Birgit Jürgenssen: Cyanotypes from 1988/89
Every year since 2004, the Hubert Winter Gallery has shown different selections of works from the heterogeneous oeuvre of the late Birgit Jürgenssen, the Vienna-based artist who died in 2003 at the age of only 54. Her subtle, yet still underrated engagement with the female body found expression in a diverse variety of art techniques from drawing and photography to installation, object or performance art.
There are only a small number of works that have moved into the focus of wider public attention: among them were her fetish-like shoe objects with their surreal punning wit, as, for example, the "Tongue Lick Shoe" (s16) and of course the "Housewife's Kitchen Apron" (ph1578), worn tied around her waist by the artist dressed up as a housewife--with a fresh-baked bread in an open oven at the level of her sex ... mehr
Jürgenssen often successfully uses plain and simple pictorial contents to set off real discursive fireworks. Meticulous enactment, role plays and transformations that are thought through to the last detail and implemented in photographic self-portraits and drawings, and the choosing of objects with feminine connotations not only work for female-self-empowerment by humorously debunking repressive female images.
There is always a word lingering in the background, a phrase whose conventional meaning she decodes in complex artistic representations, exposing it to free association so as to make established patterns of identity fall flat and reveal themselves as mere linguistic constructs.
Last years' major retrospective at the Bank Austria Kunstforum paid tribute to the impressive stylistic range of Jürgenssen's artistic output. Hubert Winter's small and exquisite presentations on the other hand rather aim for an in-depth appreciation of different aspects of her oeuvre.
In 2012, the selection focused on the artist's "Cyanotypes of 1988/89" (sp64). The cyanotype is one of the oldest contact printing techniques, whose blue tint, from the use of ferric salts, and blurriness create an almost dreamy alienation effect. Having recourse to this outdated technique puts Jürgenssen's sense of experimentation in the service of the urgent concern of uncovering traces of female creativity in the thick of male-dominated history. For not only was the botanist Anna Atkins the first woman to make photographs, she also was the first who used blueprints as illustrations for her book on "British Algae".
For Jürgenssen in turn, the cyanotype technique opened up a wide field for identity constructions. She does not only play with the symbolism of the "romantic" color blue ("eternity of the soul"), but intensifies the blur effect with multiple overlays which reduce figures to vague silhouettes (sp5). The portrait can no longer invoke the spirit of identity, but is losing its contours, its discernibility and recognizability.
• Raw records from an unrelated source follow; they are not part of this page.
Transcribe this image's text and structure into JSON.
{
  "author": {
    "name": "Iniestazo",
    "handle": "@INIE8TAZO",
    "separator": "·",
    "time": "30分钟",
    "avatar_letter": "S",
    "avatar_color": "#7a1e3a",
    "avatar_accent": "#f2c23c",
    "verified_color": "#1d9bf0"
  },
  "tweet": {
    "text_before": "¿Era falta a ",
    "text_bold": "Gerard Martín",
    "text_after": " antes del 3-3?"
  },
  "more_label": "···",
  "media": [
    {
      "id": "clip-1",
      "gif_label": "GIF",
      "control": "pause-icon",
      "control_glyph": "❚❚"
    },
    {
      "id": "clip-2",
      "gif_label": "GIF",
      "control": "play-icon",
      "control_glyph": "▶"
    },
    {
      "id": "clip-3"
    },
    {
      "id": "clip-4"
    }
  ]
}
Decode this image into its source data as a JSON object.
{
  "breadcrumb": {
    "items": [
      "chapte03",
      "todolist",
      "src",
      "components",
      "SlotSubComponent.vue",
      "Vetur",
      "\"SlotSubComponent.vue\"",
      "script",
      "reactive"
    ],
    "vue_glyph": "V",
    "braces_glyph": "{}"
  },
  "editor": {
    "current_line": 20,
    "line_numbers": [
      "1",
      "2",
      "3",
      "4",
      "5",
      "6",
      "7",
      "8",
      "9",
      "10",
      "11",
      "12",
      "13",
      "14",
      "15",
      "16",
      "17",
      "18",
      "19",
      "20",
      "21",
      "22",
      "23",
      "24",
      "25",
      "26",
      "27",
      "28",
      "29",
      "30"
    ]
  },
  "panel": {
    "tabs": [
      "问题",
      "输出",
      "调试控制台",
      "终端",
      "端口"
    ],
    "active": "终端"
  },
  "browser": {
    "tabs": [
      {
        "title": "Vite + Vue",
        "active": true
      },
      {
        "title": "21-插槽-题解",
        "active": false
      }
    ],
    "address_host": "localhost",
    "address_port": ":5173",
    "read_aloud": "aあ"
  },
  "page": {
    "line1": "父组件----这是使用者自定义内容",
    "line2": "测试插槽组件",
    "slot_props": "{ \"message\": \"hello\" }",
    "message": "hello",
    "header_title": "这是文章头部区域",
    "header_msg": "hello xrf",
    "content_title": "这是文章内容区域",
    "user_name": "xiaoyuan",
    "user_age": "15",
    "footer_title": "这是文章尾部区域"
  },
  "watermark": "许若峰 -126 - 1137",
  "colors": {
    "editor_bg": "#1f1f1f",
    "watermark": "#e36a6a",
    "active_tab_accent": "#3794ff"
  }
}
As Birgit Jürgenssen puts it, "Female identity is made to disappear except for the fetishized object, the focus of male wishful thinking."